Erwin Schrödinger expressed the unease we might feel about apparently “making” reality when he mused about a cat inside a box that might or might not have been killed by a random quantum process inside it. Before you look, he asked, is the cat dead and alive at the same time?
The orthodox take on quantum theory, known as the Copenhagen interpretation, says yes: the maths adds up, so just shut up and calculate. “From a practical point of view, it works perfectly,” says Angelo Bassi, a theoretical physicist at the University of Trieste in Italy. “But from a fundamental point of view, why should the wave function collapse?”
Some physicists argue that it all makes complete sense if you think of the wave function as a way to predict what might happen. It changes with time, just like a weather forecast. “The universe is not made of wave functions, just as it is not made of weather forecasts,” says Christopher Fuchs at the University of Massachusetts, a leading advocate for an interpretation of quantum theory known as quantum Bayesianism, or QBism.
For QBists like Fuchs, quantum theory is a tool for us to better navigate the world, not a description of the world as it exists independent of our presence. So of course the wave function collapses – and how could it be anything other than us doing the collapsing?
Or you can go to the opposite extreme and say that the wave function doesn’t collapse at all. In the many worlds interpretation, every possible outcome of a measurement encoded in the wave function happens in different universes. No one collapses anything at the point of measurement – the world just splits, carrying us with it into one particular branch.
If you prefer an answer that gives us a hope of understanding physical reality, and doesn’t invoke a multiverse that we can never hope to observe, there is yet another option: that wave functions collapse spontaneously, without the influence of observers. This “objective collapse” was first proposed in the 1970s, but has enjoyed a revival in recent years largely because it promises to submit to empirical testing. “The other interpretations simply aim at reinterpreting the wave function,” says Bassi, who is a proponent.
In this picture, the chances of an atom’s wave function collapsing on its own is so small that you might have to wait billions of years to see it. Group enough of them together, however, and it rises dramatically. The cumulative effect would be a kind of faint background “noise” of collapsing wave functions that a sensitive enough detector might pick up.
“Testing the large-scale limit of quantum mechanics”, or TEQ, is a project that aims to do just that, and perhaps write the observer out of quantum theory for good. Designed specifically to look for collapse noise, the project involves levitating a bead of glass a few nanometres wide using electric fields, watching its motion closely. The latest version was delayed, but Hendrik Ulbricht at the University of Southampton, UK, who is leading the experiment, expects results within a year. “We are all very excited,” he says.

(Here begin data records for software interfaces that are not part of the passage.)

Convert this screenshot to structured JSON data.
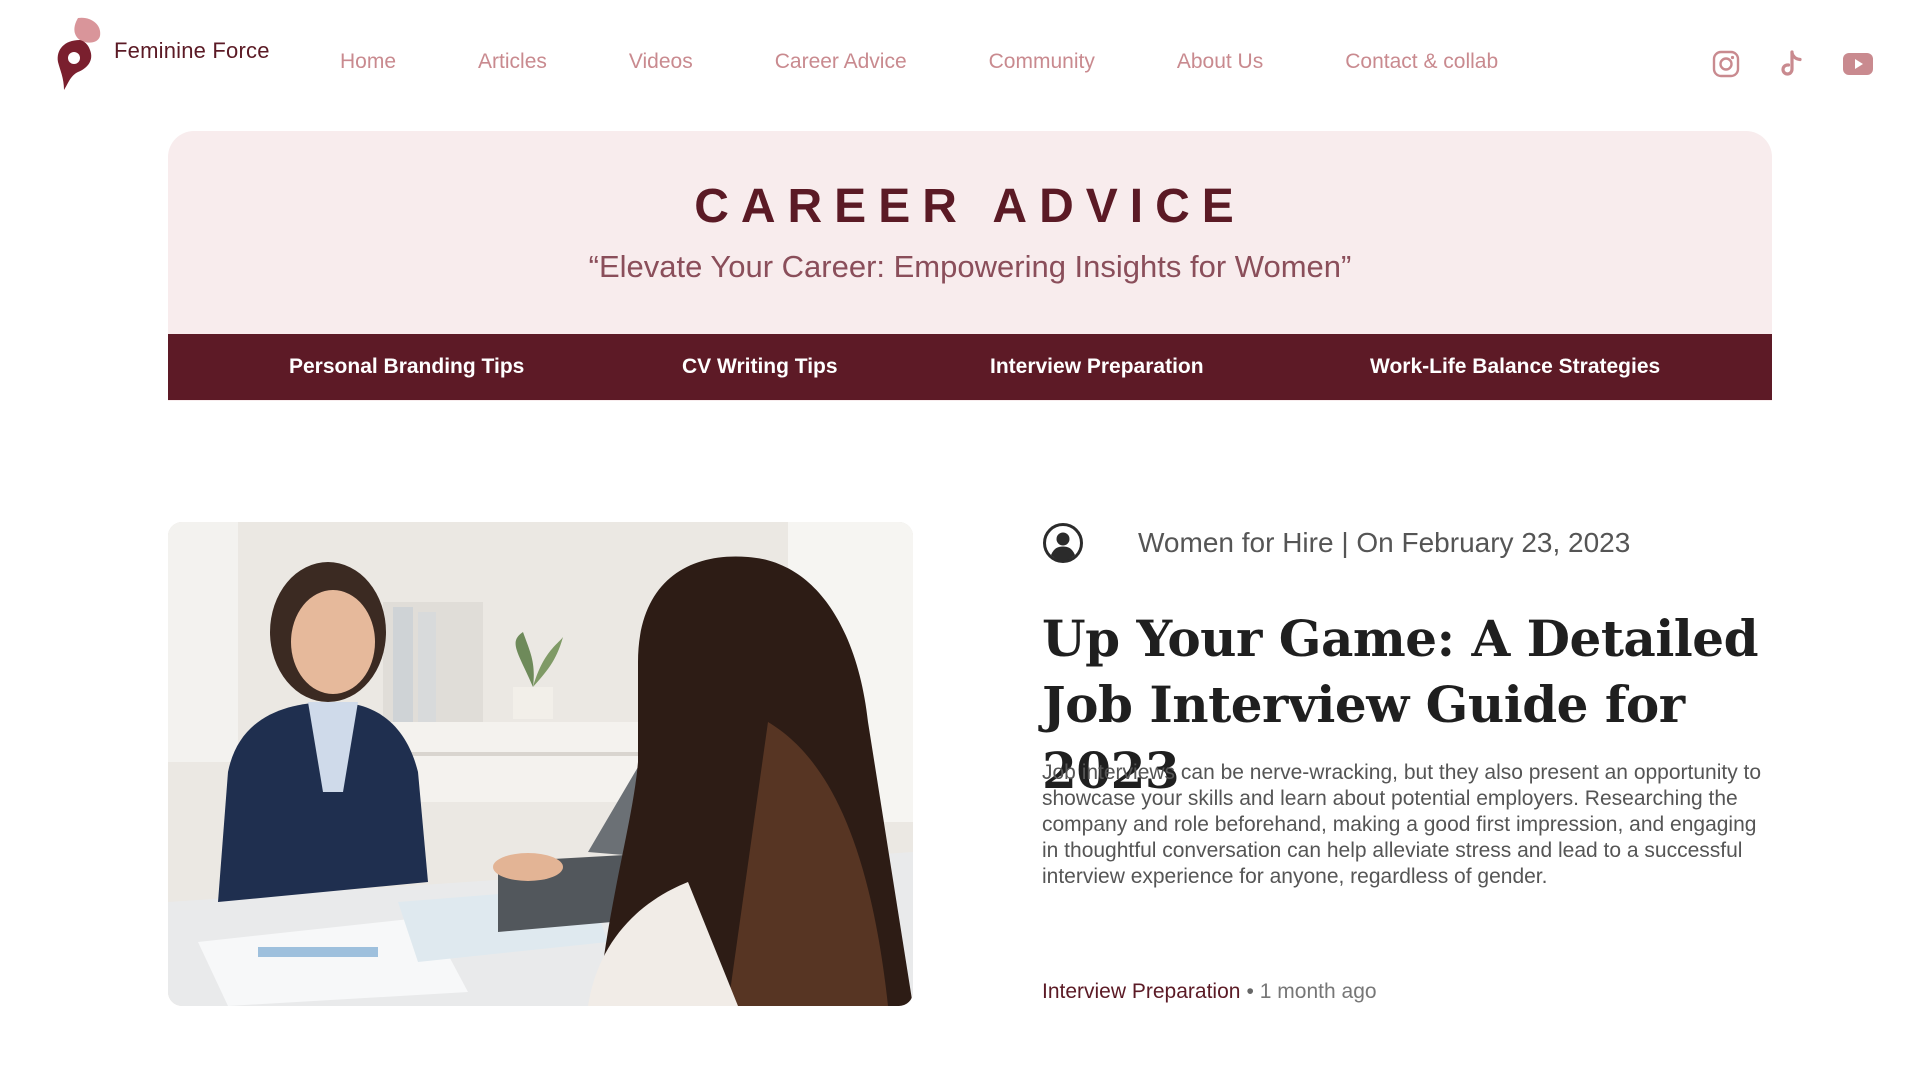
{
  "brand": {
    "name": "Feminine Force"
  },
  "nav": {
    "items": [
      {
        "label": "Home"
      },
      {
        "label": "Articles"
      },
      {
        "label": "Videos"
      },
      {
        "label": "Career Advice"
      },
      {
        "label": "Community"
      },
      {
        "label": "About Us"
      },
      {
        "label": "Contact & collab"
      }
    ]
  },
  "social": {
    "icons": [
      "instagram-icon",
      "tiktok-icon",
      "youtube-icon"
    ]
  },
  "hero": {
    "title": "CAREER ADVICE",
    "subtitle": "“Elevate Your Career: Empowering Insights for Women”"
  },
  "categories": [
    {
      "label": "Personal Branding Tips"
    },
    {
      "label": "CV Writing Tips"
    },
    {
      "label": "Interview Preparation"
    },
    {
      "label": "Work-Life Balance Strategies"
    }
  ],
  "article": {
    "author_icon": "user-circle-icon",
    "meta": "Women for Hire | On February 23, 2023",
    "title": "Up Your Game: A Detailed Job Interview Guide for 2023",
    "excerpt": "Job interviews can be nerve-wracking, but they also present an opportunity to showcase your skills and learn about potential employers. Researching the company and role beforehand, making a good first impression, and engaging in thoughtful conversation can help alleviate stress and lead to a successful interview experience for anyone, regardless of gender.",
    "category": "Interview Preparation",
    "separator": "•",
    "posted": "1 month ago"
  },
  "colors": {
    "brand_dark": "#5b1a25",
    "nav_text": "#c98a8f",
    "hero_bg": "#f8eced",
    "category_bar": "#5d1a26"
  }
}
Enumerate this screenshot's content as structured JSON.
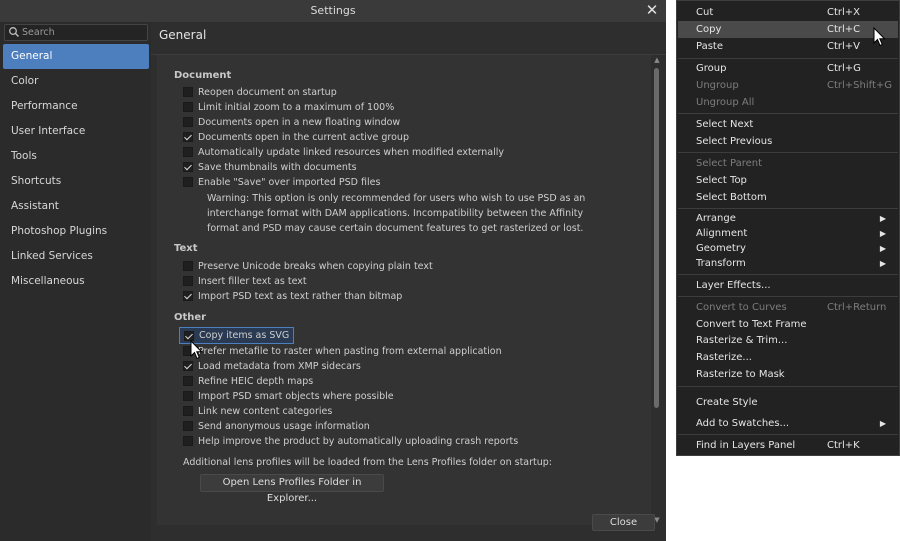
{
  "settings": {
    "title": "Settings",
    "search_placeholder": "Search",
    "page_title": "General",
    "nav": [
      "General",
      "Color",
      "Performance",
      "User Interface",
      "Tools",
      "Shortcuts",
      "Assistant",
      "Photoshop Plugins",
      "Linked Services",
      "Miscellaneous"
    ],
    "sections": {
      "document": "Document",
      "text": "Text",
      "other": "Other"
    },
    "document_options": [
      {
        "label": "Reopen document on startup",
        "checked": false
      },
      {
        "label": "Limit initial zoom to a maximum of 100%",
        "checked": false
      },
      {
        "label": "Documents open in a new floating window",
        "checked": false
      },
      {
        "label": "Documents open in the current active group",
        "checked": true
      },
      {
        "label": "Automatically update linked resources when modified externally",
        "checked": false
      },
      {
        "label": "Save thumbnails with documents",
        "checked": true
      },
      {
        "label": "Enable \"Save\" over imported PSD files",
        "checked": false
      }
    ],
    "warning": "Warning: This option is only recommended for users who wish to use PSD as an interchange format with DAM applications. Incompatibility between the Affinity format and PSD may cause certain document features to get rasterized or lost.",
    "text_options": [
      {
        "label": "Preserve Unicode breaks when copying plain text",
        "checked": false
      },
      {
        "label": "Insert filler text as text",
        "checked": false
      },
      {
        "label": "Import PSD text as text rather than bitmap",
        "checked": true
      }
    ],
    "other_options": [
      {
        "label": "Copy items as SVG",
        "checked": true
      },
      {
        "label": "Prefer metafile to raster when pasting from external application",
        "checked": false
      },
      {
        "label": "Load metadata from XMP sidecars",
        "checked": true
      },
      {
        "label": "Refine HEIC depth maps",
        "checked": false
      },
      {
        "label": "Import PSD smart objects where possible",
        "checked": false
      },
      {
        "label": "Link new content categories",
        "checked": false
      },
      {
        "label": "Send anonymous usage information",
        "checked": false
      },
      {
        "label": "Help improve the product by automatically uploading crash reports",
        "checked": false
      }
    ],
    "lens_note": "Additional lens profiles will be loaded from the Lens Profiles folder on startup:",
    "lens_button": "Open Lens Profiles Folder in Explorer...",
    "close_button": "Close",
    "close_glyph": "✕"
  },
  "menu": {
    "items": [
      {
        "label": "Cut",
        "shortcut": "Ctrl+X",
        "state": "normal"
      },
      {
        "label": "Copy",
        "shortcut": "Ctrl+C",
        "state": "highlighted"
      },
      {
        "label": "Paste",
        "shortcut": "Ctrl+V",
        "state": "normal"
      },
      {
        "label": "Group",
        "shortcut": "Ctrl+G",
        "state": "normal"
      },
      {
        "label": "Ungroup",
        "shortcut": "Ctrl+Shift+G",
        "state": "disabled"
      },
      {
        "label": "Ungroup All",
        "shortcut": "",
        "state": "disabled"
      },
      {
        "label": "Select Next",
        "shortcut": "",
        "state": "normal"
      },
      {
        "label": "Select Previous",
        "shortcut": "",
        "state": "normal"
      },
      {
        "label": "Select Parent",
        "shortcut": "",
        "state": "disabled"
      },
      {
        "label": "Select Top",
        "shortcut": "",
        "state": "normal"
      },
      {
        "label": "Select Bottom",
        "shortcut": "",
        "state": "normal"
      },
      {
        "label": "Arrange",
        "shortcut": "",
        "state": "normal",
        "submenu": true
      },
      {
        "label": "Alignment",
        "shortcut": "",
        "state": "normal",
        "submenu": true
      },
      {
        "label": "Geometry",
        "shortcut": "",
        "state": "normal",
        "submenu": true
      },
      {
        "label": "Transform",
        "shortcut": "",
        "state": "normal",
        "submenu": true
      },
      {
        "label": "Layer Effects...",
        "shortcut": "",
        "state": "normal"
      },
      {
        "label": "Convert to Curves",
        "shortcut": "Ctrl+Return",
        "state": "disabled"
      },
      {
        "label": "Convert to Text Frame",
        "shortcut": "",
        "state": "normal"
      },
      {
        "label": "Rasterize & Trim...",
        "shortcut": "",
        "state": "normal"
      },
      {
        "label": "Rasterize...",
        "shortcut": "",
        "state": "normal"
      },
      {
        "label": "Rasterize to Mask",
        "shortcut": "",
        "state": "normal"
      },
      {
        "label": "Create Style",
        "shortcut": "",
        "state": "normal"
      },
      {
        "label": "Add to Swatches...",
        "shortcut": "",
        "state": "normal",
        "submenu": true
      },
      {
        "label": "Find in Layers Panel",
        "shortcut": "Ctrl+K",
        "state": "normal"
      }
    ],
    "submenu_glyph": "▶"
  },
  "colors": {
    "accent": "#4d7fbf",
    "window_bg": "#2e2e2e",
    "menu_bg": "#222222"
  },
  "icons": [
    "search-icon",
    "close-icon",
    "checkbox-check-icon",
    "submenu-arrow-icon",
    "mouse-cursor-icon"
  ]
}
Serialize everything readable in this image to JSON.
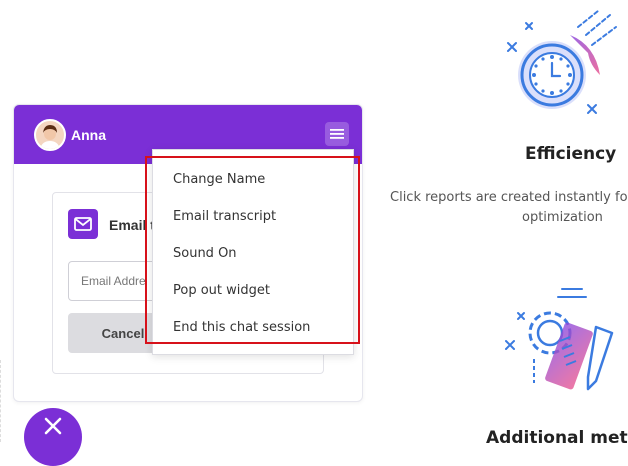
{
  "chat": {
    "agent_name": "Anna",
    "email_title": "Email t",
    "email_placeholder": "Email Addre",
    "cancel_label": "Cancel"
  },
  "menu": {
    "items": [
      {
        "label": "Change Name"
      },
      {
        "label": "Email transcript"
      },
      {
        "label": "Sound On"
      },
      {
        "label": "Pop out widget"
      },
      {
        "label": "End this chat session"
      }
    ]
  },
  "features": {
    "efficiency": {
      "title": "Efficiency",
      "desc_line1": "Click reports are created instantly for",
      "desc_line2": "optimization"
    },
    "additional": {
      "title": "Additional metr"
    }
  },
  "colors": {
    "brand_purple": "#7b2fd6",
    "highlight_red": "#d7111a",
    "icon_blue": "#3b7be0"
  },
  "icons": [
    "menu-icon",
    "envelope-icon",
    "close-icon",
    "clock-icon",
    "gear-icon",
    "ruler-pencil-icon"
  ]
}
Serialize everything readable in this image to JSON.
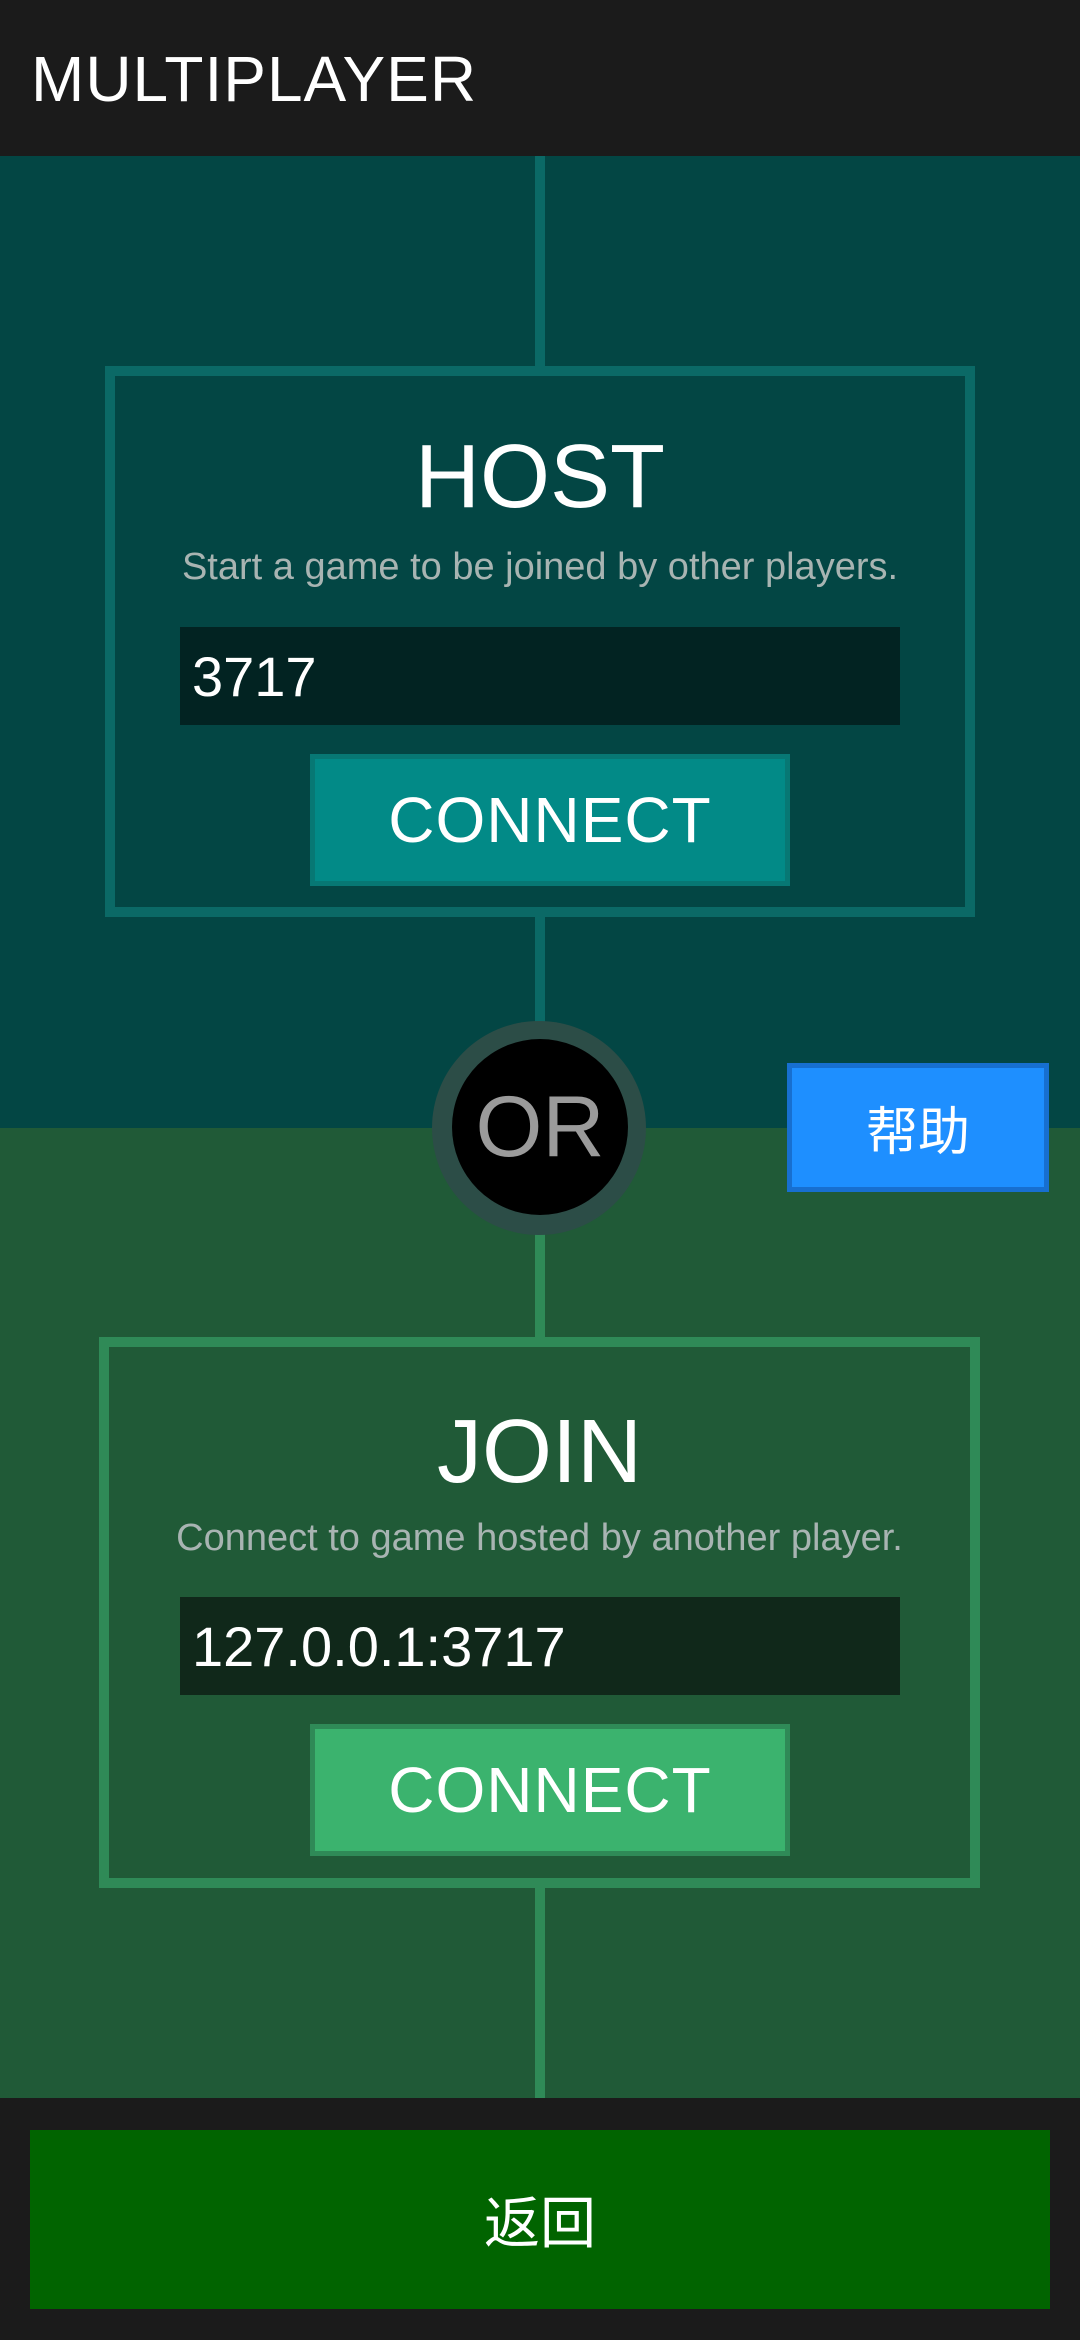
{
  "header": {
    "title": "MULTIPLAYER"
  },
  "host": {
    "heading": "HOST",
    "subtitle": "Start a game to be joined by other players.",
    "port_value": "3717",
    "connect_label": "CONNECT"
  },
  "divider": {
    "label": "OR"
  },
  "help_button": {
    "label": "帮助"
  },
  "join": {
    "heading": "JOIN",
    "subtitle": "Connect to game hosted by another player.",
    "address_value": "127.0.0.1:3717",
    "connect_label": "CONNECT"
  },
  "footer": {
    "back_label": "返回"
  },
  "colors": {
    "host_background": "#034644",
    "join_background": "#205a37",
    "host_button": "#028a87",
    "join_button": "#3bb36e",
    "help_button": "#1e8fff",
    "back_button": "#016400"
  }
}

Looking for noise isn’t something physicists typically do. “Usually, we suppress the noise as much as possible, because the physics is in the signal,” says Ulbricht. But there is an interesting precedent. When astronomers Robert Wilson and Arno Penzias first detected an all-pervasive background radio signal in 1964, they thought it might be coming from New York City, from other galaxies or even from nearby pigeons. Finally, they realised they had discovered the cosmic microwave background, relic radiation left over from the big bang. “There could be a similar story with these collapse models,” says Ulbricht.